Excerpts from an interface dataset
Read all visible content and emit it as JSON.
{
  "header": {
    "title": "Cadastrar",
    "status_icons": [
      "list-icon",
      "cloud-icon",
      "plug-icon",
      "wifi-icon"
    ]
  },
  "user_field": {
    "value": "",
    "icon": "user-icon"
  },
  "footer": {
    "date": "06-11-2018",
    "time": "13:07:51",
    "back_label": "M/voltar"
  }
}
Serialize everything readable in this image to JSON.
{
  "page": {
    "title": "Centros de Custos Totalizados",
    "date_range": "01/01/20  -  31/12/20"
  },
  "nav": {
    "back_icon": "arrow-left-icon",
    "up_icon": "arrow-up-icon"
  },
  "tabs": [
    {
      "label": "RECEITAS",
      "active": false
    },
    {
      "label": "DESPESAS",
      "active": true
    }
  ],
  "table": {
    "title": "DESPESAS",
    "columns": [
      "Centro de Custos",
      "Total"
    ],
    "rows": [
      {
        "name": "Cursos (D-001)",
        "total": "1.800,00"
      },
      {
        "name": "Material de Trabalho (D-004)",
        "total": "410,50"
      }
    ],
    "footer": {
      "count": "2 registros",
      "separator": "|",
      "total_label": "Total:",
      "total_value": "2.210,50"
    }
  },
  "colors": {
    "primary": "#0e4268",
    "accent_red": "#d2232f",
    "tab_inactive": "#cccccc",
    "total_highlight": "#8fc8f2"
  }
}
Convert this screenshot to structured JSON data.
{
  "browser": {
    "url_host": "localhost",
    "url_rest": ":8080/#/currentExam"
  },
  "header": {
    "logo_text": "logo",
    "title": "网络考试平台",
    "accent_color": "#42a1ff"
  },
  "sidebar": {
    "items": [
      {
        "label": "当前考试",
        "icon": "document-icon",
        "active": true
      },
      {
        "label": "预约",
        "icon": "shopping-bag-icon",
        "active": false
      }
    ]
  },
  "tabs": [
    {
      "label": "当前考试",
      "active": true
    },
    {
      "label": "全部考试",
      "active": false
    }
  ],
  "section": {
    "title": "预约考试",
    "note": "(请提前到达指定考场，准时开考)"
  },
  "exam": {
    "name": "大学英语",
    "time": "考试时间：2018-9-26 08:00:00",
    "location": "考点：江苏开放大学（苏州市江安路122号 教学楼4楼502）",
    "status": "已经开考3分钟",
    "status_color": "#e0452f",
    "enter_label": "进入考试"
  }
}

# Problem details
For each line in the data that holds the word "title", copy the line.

# Response to the exercise
    "title": "Cadastrar",
    "title": "Centros de Custos Totalizados",
    "title": "DESPESAS",
    "title": "网络考试平台",
    "title": "预约考试",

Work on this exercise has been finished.